* THE TASK *
Filter the material below down to the lines containing the word "Physical".
***** GIVEN ENTRIES *****
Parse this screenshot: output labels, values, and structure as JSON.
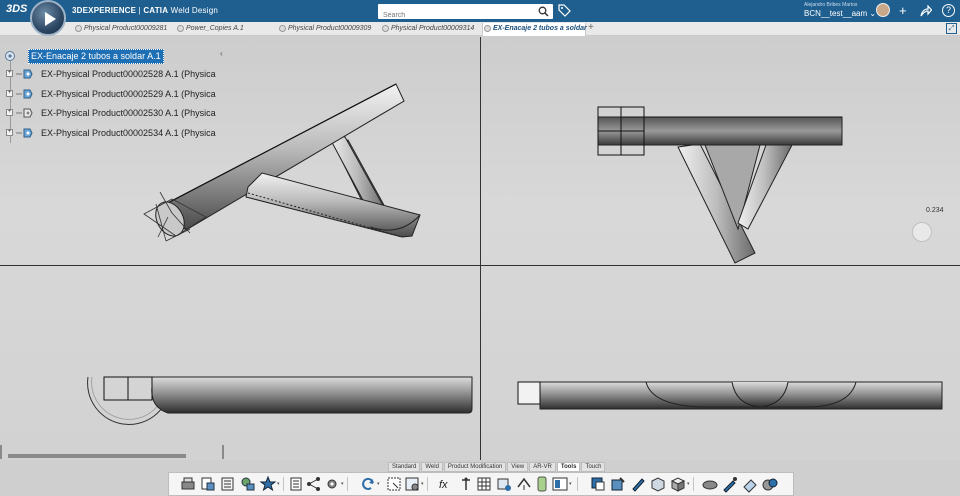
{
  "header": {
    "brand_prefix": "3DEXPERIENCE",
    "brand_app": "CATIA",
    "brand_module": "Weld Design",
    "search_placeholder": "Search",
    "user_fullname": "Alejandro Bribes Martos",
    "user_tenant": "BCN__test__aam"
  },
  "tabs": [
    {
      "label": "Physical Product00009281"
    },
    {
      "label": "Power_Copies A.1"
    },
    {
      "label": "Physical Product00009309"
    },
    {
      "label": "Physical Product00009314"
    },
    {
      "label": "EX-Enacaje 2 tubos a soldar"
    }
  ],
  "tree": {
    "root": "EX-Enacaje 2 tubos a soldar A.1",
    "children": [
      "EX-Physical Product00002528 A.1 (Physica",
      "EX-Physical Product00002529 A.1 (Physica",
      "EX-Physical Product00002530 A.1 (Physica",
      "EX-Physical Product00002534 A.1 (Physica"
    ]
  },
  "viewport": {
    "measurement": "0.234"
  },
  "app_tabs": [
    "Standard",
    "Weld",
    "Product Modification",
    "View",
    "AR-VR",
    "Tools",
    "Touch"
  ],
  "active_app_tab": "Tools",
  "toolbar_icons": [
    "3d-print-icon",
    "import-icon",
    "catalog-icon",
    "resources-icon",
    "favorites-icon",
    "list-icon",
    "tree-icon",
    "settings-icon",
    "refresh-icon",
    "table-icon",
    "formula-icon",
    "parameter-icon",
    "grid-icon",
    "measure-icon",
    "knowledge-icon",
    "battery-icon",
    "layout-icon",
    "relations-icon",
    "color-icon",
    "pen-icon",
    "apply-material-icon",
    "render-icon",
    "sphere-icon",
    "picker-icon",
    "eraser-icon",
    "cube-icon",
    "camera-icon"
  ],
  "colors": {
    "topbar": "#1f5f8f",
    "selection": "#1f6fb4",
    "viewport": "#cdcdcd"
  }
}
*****
* ANSWER SECTION *
      "label": "Physical Product00009281"
      "label": "Physical Product00009309"
      "label": "Physical Product00009314"
      "EX-Physical Product00002528 A.1 (Physica",
      "EX-Physical Product00002529 A.1 (Physica",
      "EX-Physical Product00002530 A.1 (Physica",
      "EX-Physical Product00002534 A.1 (Physica"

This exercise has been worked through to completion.